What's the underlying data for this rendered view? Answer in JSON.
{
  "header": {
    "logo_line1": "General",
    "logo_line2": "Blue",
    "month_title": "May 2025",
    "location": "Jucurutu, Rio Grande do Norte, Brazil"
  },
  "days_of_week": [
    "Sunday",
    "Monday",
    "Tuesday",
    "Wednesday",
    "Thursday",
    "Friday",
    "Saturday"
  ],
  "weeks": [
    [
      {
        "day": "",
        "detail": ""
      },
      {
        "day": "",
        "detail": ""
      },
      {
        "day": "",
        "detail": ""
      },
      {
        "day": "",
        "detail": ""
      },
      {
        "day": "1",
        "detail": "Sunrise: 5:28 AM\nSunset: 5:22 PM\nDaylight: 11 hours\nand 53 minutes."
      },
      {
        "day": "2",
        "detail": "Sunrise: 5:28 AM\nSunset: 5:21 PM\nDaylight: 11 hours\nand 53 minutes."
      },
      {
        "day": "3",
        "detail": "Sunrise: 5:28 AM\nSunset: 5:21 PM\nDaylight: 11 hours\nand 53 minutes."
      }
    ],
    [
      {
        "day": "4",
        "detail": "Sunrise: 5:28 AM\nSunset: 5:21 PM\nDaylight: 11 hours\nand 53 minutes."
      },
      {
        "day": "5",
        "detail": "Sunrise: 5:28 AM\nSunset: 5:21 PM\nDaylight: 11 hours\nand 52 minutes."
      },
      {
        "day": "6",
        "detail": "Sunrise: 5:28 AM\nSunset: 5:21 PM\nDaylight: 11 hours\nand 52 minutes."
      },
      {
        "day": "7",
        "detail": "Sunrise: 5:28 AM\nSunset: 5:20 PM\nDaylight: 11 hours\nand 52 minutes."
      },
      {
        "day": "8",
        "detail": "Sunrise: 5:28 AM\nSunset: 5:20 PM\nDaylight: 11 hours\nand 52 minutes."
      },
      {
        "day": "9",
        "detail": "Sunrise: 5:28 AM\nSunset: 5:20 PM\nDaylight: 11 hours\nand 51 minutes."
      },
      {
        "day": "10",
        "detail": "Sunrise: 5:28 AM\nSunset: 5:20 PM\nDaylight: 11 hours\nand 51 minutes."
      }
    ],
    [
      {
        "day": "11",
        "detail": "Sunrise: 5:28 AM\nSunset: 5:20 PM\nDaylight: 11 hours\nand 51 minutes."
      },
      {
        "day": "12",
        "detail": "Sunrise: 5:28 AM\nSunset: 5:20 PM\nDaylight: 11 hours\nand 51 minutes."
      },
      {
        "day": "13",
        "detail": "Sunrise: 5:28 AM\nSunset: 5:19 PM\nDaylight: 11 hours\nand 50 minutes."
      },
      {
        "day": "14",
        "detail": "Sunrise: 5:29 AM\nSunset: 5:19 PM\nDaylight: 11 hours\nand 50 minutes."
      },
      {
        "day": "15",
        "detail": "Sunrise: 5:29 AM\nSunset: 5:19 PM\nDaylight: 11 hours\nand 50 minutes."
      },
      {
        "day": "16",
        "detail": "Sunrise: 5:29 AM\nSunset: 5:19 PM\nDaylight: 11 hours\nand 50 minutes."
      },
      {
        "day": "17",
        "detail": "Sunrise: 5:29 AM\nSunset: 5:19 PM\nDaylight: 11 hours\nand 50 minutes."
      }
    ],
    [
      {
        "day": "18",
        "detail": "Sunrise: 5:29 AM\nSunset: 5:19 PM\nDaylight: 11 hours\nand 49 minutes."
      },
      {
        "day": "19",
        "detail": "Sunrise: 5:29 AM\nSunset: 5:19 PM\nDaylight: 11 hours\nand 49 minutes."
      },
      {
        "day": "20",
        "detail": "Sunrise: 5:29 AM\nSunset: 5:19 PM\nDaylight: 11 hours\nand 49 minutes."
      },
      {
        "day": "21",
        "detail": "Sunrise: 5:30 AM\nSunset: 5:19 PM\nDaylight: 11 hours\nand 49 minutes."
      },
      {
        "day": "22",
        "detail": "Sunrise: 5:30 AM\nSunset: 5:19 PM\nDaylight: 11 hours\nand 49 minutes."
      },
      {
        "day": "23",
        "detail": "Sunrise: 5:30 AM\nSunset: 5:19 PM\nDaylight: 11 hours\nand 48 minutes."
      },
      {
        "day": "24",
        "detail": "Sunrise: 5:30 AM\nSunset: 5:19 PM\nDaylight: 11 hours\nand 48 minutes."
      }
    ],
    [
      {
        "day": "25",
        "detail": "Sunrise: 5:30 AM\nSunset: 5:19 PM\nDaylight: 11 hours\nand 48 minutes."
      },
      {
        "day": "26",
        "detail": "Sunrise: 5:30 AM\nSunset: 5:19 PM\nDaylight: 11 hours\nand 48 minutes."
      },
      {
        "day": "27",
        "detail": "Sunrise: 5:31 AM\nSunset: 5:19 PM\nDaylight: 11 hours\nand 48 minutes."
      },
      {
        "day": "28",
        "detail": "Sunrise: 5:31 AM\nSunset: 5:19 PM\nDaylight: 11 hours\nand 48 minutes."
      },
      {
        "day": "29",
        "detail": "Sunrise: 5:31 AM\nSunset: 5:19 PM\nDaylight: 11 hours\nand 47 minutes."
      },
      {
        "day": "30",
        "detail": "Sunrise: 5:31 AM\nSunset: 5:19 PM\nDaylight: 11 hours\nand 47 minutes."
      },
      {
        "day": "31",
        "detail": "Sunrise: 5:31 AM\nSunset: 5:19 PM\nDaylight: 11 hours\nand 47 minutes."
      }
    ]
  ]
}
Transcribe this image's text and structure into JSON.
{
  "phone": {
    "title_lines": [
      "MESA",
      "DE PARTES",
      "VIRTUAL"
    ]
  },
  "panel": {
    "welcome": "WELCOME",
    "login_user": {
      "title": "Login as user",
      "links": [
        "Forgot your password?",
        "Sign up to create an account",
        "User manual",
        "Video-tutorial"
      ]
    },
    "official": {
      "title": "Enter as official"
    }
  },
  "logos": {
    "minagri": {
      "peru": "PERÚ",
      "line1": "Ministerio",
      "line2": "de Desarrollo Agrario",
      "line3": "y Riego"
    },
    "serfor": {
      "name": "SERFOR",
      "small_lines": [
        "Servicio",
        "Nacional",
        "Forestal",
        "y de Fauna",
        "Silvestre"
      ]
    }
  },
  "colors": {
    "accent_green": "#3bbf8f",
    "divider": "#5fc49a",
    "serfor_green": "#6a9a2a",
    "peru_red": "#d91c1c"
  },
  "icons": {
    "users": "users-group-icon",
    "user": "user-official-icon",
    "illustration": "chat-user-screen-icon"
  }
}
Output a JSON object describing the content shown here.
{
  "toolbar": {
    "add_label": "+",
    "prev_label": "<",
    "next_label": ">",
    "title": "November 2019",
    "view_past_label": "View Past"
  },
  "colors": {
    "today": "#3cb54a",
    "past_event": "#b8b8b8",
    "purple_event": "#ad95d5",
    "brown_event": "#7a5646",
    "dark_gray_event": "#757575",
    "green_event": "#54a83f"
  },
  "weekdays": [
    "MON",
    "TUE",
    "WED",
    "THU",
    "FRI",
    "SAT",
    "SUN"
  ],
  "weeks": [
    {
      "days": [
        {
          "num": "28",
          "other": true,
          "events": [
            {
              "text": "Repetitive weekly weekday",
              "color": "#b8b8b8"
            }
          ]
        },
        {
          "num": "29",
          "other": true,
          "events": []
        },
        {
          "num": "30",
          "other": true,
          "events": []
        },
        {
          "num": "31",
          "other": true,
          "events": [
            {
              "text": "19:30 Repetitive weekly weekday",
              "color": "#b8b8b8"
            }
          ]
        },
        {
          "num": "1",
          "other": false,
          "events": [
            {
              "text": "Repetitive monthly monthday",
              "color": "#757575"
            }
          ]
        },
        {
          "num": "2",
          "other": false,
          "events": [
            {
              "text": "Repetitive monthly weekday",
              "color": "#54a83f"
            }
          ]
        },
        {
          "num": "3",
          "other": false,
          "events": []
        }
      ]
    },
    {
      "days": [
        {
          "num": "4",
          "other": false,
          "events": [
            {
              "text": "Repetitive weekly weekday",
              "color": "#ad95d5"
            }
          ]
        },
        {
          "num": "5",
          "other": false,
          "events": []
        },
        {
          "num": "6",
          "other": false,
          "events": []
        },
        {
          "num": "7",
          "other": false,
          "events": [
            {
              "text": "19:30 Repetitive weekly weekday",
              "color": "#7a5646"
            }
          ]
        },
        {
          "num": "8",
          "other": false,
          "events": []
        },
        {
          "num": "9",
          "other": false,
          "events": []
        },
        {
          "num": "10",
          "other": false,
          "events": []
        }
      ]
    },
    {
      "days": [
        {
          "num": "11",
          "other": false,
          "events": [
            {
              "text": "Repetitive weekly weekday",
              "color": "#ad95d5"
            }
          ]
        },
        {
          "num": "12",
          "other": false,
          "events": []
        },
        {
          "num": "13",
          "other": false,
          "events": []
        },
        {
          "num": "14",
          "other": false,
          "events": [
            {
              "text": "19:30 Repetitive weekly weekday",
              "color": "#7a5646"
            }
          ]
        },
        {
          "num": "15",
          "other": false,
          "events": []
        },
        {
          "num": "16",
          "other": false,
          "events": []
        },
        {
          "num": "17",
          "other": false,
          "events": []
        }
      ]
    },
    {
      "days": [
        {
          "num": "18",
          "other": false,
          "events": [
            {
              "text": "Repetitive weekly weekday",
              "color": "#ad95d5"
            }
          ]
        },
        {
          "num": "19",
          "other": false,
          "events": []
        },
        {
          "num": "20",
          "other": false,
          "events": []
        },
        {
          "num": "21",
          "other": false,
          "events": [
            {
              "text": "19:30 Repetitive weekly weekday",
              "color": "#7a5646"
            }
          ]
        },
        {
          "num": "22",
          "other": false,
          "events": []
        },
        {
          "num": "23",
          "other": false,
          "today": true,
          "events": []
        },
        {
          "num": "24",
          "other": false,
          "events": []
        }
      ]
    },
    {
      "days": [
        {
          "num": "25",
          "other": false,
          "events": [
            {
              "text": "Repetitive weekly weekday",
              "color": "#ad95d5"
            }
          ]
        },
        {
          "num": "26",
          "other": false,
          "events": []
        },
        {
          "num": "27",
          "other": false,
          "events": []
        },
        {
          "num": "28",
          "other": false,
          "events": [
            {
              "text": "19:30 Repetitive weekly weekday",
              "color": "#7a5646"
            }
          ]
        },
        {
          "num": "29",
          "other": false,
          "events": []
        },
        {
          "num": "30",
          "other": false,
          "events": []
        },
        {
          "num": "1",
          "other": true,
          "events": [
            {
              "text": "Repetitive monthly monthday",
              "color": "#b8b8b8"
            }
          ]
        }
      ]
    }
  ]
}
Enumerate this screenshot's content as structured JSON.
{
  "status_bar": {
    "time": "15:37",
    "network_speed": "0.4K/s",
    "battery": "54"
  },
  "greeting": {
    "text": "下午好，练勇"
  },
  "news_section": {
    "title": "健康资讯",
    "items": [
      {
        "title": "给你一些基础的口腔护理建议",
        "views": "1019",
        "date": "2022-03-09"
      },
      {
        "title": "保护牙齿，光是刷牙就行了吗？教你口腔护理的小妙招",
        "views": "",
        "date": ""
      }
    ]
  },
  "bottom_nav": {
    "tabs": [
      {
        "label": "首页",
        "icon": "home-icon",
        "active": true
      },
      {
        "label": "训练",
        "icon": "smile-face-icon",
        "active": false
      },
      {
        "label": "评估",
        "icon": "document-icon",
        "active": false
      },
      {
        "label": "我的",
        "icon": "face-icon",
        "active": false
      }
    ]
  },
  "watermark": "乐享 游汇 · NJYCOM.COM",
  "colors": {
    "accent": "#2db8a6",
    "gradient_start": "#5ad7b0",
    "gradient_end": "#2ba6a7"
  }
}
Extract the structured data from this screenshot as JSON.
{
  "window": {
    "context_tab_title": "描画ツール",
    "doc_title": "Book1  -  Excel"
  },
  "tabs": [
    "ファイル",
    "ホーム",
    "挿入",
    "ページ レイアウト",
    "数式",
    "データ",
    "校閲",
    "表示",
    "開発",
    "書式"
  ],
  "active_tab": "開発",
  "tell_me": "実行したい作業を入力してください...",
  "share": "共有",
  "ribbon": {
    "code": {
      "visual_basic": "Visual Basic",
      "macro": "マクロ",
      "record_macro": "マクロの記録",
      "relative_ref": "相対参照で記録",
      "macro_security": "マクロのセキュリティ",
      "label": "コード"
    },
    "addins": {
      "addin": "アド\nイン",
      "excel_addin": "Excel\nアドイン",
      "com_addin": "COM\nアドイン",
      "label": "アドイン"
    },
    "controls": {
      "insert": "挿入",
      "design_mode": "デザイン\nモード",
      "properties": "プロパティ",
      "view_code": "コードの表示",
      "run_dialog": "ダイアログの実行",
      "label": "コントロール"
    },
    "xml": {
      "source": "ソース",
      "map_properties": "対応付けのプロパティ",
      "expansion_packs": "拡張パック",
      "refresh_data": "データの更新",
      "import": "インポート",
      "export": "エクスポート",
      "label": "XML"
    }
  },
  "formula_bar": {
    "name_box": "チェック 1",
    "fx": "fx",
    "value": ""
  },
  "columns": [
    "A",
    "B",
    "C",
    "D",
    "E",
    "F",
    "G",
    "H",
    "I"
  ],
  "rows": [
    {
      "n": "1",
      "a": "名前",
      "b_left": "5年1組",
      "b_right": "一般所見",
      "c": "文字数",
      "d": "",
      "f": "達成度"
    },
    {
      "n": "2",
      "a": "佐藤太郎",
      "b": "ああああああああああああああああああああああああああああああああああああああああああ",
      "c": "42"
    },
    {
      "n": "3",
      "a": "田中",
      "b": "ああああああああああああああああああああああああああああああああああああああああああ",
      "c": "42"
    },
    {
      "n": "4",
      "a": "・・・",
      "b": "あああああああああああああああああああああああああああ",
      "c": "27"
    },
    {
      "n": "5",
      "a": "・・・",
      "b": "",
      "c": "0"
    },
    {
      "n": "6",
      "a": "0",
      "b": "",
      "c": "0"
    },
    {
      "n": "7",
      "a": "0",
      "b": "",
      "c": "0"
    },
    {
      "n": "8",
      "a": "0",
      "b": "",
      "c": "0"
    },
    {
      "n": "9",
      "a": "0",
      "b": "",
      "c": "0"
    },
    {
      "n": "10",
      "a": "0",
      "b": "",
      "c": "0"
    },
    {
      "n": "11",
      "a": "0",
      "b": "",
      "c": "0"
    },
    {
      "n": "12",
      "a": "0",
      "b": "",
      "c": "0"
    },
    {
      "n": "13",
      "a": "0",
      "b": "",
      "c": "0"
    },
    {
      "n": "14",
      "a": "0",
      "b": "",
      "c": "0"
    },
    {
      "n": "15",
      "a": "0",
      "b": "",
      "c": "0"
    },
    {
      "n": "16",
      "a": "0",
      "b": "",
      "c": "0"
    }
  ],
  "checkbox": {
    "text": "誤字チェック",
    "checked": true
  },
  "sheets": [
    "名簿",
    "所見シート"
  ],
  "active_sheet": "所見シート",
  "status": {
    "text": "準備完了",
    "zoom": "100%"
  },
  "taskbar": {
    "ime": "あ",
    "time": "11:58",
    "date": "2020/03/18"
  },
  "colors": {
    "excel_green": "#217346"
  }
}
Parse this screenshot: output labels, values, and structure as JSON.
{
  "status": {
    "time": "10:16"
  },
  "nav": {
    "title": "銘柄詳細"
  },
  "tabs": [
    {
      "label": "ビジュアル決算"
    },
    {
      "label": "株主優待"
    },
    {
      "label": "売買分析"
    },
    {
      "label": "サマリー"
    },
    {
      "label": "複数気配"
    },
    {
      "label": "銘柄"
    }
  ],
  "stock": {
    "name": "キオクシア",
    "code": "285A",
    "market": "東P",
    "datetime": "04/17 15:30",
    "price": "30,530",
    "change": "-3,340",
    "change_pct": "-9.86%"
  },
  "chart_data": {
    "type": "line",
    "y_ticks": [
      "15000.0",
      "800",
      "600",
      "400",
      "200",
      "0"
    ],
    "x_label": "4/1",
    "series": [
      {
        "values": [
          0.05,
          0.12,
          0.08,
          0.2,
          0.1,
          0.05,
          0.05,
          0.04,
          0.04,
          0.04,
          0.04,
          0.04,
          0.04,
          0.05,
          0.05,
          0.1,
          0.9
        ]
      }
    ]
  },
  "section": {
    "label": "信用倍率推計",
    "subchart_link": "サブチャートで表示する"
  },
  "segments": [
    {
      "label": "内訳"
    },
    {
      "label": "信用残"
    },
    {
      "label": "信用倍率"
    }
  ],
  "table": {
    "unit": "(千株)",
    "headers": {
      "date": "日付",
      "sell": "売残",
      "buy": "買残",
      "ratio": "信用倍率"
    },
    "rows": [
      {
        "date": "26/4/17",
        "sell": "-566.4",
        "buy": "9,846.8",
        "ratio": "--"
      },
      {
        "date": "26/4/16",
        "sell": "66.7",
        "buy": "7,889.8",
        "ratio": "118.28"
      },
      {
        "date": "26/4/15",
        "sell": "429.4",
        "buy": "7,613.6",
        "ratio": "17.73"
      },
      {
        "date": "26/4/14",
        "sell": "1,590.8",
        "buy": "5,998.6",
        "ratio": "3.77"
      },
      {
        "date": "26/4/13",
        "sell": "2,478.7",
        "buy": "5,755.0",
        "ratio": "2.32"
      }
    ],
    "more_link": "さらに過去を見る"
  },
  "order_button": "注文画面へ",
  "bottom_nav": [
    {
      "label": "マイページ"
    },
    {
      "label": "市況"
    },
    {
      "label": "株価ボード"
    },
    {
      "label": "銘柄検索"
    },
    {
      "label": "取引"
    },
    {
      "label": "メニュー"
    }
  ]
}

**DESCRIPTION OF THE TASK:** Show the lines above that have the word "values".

**TASK SOLUTION:**
Parse this screenshot: output labels, values, and structure as JSON.
        "values": [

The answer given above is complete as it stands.